Newspaper article titled "Black Men Versus the Drug Problem."

Heroin And Chocolate City: Black Community Responses To Drug Addiction In The Nation’s Capital

As early at 1955, government reports indicated that DC’s emerging drug problem represented “a serious and tragic and expensive and ominous” development.
Cars on an interstate highway at sunset.

Interstate Lovesong

How popular and official narratives have obscured the damaging impact of the interstate highway system.
A young J. Edgar Hoover sitting at a desk.

When Hoover Met Palmer: Domestic Surveillance and Radical Suppression in the Early Days of the FBI

J. Edgar Hoover’s ascent within the FBI reveals the birth of an unprecedented surveillance apparatus that would survey US citizens for decades to come.
Flag that says: "Rights for Disabled People Now!"

Fighting for Rights: An Overview of Urban Disability

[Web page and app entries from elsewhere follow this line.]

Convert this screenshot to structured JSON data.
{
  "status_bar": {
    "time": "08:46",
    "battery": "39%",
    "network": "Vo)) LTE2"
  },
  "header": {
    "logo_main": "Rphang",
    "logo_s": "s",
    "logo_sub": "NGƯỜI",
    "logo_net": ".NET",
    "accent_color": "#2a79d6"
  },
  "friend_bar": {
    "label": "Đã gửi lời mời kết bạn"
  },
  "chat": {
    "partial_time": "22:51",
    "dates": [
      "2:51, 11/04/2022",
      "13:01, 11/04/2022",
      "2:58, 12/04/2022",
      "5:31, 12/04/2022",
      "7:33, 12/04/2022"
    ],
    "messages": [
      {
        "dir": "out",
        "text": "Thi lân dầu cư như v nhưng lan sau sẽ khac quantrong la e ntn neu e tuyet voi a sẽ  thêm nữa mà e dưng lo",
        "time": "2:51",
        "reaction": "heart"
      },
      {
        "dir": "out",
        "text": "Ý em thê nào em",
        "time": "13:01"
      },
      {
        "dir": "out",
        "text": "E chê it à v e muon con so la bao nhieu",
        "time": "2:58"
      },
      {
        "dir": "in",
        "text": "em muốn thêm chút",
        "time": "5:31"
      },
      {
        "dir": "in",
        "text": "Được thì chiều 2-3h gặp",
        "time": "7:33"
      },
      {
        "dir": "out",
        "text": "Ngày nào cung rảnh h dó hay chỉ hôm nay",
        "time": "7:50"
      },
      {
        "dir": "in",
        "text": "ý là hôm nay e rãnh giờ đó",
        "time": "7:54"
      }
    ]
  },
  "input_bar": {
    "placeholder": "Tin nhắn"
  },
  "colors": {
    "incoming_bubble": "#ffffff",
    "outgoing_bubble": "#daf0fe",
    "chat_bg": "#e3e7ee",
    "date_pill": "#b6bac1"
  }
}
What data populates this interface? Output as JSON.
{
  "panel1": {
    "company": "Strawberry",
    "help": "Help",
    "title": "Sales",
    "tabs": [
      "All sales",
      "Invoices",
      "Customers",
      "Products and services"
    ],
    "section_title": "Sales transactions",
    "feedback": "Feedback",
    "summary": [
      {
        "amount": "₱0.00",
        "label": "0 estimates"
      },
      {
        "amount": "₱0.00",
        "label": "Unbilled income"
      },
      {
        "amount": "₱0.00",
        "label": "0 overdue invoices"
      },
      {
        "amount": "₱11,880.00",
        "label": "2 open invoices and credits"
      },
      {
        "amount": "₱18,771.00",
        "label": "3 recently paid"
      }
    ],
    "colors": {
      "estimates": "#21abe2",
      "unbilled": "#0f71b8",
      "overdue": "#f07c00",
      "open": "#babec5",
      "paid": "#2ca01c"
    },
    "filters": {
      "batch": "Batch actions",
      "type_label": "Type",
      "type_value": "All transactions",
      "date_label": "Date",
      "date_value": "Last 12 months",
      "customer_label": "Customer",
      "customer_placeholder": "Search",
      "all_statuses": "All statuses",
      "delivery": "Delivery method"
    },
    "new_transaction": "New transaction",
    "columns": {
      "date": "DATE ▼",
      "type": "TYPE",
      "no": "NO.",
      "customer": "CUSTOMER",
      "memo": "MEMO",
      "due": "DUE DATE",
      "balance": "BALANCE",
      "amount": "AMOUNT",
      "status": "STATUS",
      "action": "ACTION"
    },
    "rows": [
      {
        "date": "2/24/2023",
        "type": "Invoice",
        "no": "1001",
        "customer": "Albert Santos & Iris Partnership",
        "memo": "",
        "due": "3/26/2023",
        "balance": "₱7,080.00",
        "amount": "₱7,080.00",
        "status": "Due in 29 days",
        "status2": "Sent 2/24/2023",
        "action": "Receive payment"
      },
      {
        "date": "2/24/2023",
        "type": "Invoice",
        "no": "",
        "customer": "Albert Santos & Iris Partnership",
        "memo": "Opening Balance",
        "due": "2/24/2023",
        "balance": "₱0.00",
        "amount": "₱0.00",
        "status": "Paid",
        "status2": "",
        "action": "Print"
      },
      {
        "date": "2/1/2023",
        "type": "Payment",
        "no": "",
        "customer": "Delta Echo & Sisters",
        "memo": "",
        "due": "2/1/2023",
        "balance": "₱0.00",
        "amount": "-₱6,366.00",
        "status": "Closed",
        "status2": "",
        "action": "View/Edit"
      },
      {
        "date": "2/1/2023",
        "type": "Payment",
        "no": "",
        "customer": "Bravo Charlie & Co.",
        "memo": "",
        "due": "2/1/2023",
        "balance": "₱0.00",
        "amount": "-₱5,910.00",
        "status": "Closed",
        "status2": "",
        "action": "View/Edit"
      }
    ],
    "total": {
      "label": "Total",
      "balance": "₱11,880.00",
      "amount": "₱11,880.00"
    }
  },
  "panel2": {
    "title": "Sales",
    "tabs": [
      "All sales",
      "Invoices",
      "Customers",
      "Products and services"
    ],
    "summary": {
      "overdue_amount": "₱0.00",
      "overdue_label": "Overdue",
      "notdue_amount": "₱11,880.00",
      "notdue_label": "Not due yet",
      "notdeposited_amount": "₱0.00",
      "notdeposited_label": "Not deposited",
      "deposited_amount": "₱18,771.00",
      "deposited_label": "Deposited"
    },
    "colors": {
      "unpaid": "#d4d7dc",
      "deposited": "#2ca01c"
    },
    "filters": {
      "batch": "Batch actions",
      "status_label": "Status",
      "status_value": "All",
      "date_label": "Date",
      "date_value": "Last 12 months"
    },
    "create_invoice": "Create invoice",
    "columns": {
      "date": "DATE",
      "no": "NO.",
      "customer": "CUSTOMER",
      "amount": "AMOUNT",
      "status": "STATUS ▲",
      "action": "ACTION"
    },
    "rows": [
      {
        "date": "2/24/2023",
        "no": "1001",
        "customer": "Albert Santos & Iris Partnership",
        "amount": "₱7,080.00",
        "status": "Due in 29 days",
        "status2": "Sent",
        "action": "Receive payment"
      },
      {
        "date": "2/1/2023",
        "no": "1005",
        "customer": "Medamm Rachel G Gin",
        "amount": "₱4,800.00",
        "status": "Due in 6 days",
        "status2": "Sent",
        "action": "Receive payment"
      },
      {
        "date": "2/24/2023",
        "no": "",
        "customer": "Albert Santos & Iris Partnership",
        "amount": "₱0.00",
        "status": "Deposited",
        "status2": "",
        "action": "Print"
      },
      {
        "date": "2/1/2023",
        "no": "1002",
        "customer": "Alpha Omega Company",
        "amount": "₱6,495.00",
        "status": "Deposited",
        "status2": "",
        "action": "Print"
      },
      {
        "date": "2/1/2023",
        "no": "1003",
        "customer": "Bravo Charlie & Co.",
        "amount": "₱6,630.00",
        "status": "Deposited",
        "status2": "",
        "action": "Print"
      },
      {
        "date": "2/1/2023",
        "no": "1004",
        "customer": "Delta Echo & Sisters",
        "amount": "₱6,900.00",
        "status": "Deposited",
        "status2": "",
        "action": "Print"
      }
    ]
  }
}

This is the first post in our theme for October 2023, Urban Disability focusing on the role of cities in fostering disability rights.
A banner that reads "HTG: High Tech Gays," surrounded by a crowd of people and balloons.

How Work Has Shaped the LGBTQ Community

And the ways capital took advantage of the state's policing of sexuality.
Postcard of Sarajevo.

Collapsing Pluralism: The Bosnian War Three Decades Later

The US is not Yugoslavia, but its struggles surrounding pluralism, nationalism, and an urban/rural divide parallel those Yugoslavia faced as it descended into chaos.
Traffic moves along the Interstate 76 in Philadelphia.

We Mythologize Highways, But They’ve Damaged Communities of Color

Planners of the Interstate Highway System ignored warnings that they were damaging poor Black and Latino neighborhoods.
Nixon in front of presidential photographs.

Daniel Schorr and Nixon’s Tricky Road to Redemption

Nixon portrayed himself as a victim of the press. But from the 1952 Checkers speech through his post-presidency, he proved to be an able manipulator of the media.
Postcard of Wilshire Boulevard

Radical Movements in 1960s L.A.

A review of "Set The Night on Fire", an inspiring book that points to a new generation of activists who remain unbowed by conservative historiographies.

New Online: The AP Washington Bureau, 1915-1930

Wire service reporting from the capital provided much of the nation with coverage of federal government and politics.

Military Industrial Sexuality

How a passionate thirty-one-year-old systems analyst and a militant World War II veteran pushed the military to bend toward justice.

World War I: Immigrants Make a Difference on the Front Lines and at Home

Immigrants eagerly joined the war cause both by joining the military and working in important industry at home.

What's Old is New: How Orange County's Conservative Past Created its Demographics Today

As immigration flows changed, Orange County's demographics changed and so did its political leanings.